**EXERCISE DESCRIPTION**. Every line of the material below in which "image" shows up is to be located and copied.

**MATERIAL FOR THE TASK**.
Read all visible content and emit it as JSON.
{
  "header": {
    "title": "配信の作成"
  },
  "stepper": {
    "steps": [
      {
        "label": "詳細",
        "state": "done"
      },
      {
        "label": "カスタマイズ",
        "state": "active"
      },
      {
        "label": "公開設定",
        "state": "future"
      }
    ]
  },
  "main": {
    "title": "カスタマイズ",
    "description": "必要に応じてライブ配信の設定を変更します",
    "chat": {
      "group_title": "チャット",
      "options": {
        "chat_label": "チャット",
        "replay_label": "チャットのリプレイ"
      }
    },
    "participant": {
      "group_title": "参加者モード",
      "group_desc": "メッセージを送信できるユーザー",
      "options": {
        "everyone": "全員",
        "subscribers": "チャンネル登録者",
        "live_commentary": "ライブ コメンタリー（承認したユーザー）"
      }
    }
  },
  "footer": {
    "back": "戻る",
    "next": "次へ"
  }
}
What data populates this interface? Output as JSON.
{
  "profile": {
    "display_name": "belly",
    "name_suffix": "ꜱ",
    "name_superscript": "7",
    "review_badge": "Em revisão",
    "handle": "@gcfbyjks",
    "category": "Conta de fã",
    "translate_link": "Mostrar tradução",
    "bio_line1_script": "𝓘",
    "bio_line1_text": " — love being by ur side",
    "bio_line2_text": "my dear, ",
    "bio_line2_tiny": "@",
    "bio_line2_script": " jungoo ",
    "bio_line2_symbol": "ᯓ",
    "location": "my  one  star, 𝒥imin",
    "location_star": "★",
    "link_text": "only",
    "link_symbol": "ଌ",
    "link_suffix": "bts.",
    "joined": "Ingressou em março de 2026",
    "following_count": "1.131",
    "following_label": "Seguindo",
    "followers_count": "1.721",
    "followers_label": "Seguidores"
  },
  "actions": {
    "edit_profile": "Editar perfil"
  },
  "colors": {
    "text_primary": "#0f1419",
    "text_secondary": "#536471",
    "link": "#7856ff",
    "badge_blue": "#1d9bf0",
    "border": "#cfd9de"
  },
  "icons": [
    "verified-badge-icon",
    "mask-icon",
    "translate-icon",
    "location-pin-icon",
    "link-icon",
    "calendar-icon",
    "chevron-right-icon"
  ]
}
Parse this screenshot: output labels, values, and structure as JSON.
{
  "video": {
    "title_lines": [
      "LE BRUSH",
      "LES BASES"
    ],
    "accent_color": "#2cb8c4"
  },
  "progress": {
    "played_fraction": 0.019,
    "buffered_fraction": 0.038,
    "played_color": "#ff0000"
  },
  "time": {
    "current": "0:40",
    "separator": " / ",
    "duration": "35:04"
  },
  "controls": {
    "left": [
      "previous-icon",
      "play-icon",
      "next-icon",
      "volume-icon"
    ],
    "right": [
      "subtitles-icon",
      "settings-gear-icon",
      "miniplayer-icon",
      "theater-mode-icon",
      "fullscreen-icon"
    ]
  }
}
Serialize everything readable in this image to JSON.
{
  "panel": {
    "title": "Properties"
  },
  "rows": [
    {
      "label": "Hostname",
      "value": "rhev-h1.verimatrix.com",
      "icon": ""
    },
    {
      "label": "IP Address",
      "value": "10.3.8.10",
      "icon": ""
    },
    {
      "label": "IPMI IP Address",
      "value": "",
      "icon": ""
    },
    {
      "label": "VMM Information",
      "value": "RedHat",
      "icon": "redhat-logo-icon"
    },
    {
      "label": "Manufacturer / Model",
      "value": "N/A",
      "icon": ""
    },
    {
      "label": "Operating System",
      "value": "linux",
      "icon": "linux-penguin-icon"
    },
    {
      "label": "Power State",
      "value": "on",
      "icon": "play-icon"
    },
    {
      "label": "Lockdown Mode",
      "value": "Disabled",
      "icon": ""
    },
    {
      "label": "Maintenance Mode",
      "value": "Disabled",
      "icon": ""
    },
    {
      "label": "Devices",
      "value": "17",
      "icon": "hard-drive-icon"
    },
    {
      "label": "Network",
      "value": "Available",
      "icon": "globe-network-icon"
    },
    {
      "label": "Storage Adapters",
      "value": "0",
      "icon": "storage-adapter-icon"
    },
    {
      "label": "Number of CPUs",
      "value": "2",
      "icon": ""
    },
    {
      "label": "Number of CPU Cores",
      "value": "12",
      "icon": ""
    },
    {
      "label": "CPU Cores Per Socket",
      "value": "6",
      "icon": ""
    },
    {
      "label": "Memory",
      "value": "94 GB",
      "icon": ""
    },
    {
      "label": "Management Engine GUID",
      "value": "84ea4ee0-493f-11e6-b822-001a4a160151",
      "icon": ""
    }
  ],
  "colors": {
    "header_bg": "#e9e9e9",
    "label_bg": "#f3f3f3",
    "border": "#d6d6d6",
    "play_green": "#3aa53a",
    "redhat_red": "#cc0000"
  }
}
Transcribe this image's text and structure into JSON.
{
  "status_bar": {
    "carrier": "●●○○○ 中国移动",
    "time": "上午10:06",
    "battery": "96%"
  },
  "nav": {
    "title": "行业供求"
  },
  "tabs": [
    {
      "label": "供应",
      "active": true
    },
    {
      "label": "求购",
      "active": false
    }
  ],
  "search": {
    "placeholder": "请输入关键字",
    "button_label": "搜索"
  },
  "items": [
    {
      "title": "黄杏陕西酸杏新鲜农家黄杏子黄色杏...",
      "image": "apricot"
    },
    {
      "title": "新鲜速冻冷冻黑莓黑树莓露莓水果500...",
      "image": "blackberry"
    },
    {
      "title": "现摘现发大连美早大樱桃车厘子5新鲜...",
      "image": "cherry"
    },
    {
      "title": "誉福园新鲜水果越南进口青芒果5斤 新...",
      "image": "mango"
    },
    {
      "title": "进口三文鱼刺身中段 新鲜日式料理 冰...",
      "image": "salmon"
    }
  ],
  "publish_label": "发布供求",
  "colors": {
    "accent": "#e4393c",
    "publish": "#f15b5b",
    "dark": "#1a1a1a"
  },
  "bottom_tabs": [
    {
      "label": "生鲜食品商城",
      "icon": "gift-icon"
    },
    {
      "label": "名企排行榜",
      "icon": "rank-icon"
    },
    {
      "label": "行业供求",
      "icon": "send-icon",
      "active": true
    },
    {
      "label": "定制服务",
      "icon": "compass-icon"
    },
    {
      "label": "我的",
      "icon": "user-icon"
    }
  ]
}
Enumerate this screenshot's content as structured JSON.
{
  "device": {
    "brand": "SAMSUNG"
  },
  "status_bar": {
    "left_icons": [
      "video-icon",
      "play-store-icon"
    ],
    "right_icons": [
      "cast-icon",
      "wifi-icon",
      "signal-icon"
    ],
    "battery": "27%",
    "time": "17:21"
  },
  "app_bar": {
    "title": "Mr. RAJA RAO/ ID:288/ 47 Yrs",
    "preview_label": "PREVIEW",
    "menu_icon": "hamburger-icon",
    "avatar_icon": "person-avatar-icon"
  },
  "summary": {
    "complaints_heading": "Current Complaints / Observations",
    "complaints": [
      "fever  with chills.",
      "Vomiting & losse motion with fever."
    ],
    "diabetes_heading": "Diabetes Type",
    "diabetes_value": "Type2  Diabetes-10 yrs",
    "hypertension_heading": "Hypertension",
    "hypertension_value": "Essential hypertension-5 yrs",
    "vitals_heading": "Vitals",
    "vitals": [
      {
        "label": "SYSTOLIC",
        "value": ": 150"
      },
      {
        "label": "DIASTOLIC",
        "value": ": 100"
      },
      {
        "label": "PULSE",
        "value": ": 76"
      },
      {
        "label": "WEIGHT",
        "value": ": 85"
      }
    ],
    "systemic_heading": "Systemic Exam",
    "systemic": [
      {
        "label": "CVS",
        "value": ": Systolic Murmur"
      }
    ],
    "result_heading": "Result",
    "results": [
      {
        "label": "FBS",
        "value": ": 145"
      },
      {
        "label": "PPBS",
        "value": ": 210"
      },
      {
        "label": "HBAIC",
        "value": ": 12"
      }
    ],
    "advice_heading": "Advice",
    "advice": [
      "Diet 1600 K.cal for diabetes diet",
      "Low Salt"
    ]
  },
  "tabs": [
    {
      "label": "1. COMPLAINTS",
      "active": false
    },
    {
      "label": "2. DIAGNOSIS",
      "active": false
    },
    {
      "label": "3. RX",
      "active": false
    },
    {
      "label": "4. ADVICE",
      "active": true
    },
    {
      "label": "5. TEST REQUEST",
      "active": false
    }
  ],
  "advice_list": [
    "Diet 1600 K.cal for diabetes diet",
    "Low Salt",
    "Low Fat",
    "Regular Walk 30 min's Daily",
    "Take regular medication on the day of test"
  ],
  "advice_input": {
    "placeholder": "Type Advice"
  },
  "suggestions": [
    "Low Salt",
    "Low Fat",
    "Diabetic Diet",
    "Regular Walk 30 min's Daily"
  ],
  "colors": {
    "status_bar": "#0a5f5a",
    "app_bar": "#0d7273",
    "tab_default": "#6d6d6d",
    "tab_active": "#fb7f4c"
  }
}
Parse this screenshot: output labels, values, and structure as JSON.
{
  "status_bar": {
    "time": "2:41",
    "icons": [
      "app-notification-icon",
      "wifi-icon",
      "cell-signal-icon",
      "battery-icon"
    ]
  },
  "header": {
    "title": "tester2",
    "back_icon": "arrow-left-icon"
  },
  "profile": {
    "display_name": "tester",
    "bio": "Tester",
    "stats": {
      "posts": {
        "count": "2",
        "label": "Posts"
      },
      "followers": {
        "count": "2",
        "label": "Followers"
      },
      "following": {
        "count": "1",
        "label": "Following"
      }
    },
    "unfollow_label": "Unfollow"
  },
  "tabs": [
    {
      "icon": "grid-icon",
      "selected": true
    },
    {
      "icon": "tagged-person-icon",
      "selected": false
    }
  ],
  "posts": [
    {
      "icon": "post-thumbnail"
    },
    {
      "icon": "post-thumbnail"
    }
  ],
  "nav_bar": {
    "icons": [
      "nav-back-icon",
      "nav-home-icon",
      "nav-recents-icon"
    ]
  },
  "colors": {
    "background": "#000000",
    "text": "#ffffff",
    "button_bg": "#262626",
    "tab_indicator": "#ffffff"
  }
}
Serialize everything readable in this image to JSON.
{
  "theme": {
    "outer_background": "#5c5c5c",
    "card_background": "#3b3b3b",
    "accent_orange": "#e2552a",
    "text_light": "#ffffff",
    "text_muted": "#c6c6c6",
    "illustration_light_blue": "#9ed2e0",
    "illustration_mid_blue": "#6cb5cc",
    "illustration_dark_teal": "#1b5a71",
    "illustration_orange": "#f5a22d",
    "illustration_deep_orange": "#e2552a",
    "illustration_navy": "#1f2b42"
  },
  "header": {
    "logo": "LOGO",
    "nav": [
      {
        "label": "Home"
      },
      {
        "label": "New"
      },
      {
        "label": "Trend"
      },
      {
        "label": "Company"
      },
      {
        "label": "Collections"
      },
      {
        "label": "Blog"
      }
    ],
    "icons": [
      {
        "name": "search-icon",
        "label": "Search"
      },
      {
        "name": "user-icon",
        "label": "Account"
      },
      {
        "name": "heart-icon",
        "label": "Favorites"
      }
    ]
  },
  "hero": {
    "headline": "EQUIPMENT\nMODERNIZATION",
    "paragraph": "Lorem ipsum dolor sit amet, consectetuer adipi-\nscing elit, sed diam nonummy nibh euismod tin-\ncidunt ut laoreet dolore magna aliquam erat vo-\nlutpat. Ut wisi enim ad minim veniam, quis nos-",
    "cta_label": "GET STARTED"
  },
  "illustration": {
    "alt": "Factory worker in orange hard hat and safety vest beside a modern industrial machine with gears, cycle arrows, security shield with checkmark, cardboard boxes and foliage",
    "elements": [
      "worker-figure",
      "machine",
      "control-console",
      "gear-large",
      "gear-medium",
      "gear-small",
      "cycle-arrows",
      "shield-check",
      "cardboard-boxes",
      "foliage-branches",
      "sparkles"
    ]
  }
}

**OUTPUT FOR THIS EXERCISE**.
Serialize everything readable in this image to JSON.
Transcribe this image's text and structure into JSON.
      "image": "apricot"
      "image": "blackberry"
      "image": "cherry"
      "image": "mango"
      "image": "salmon"
Serialize everything readable in this image to JSON.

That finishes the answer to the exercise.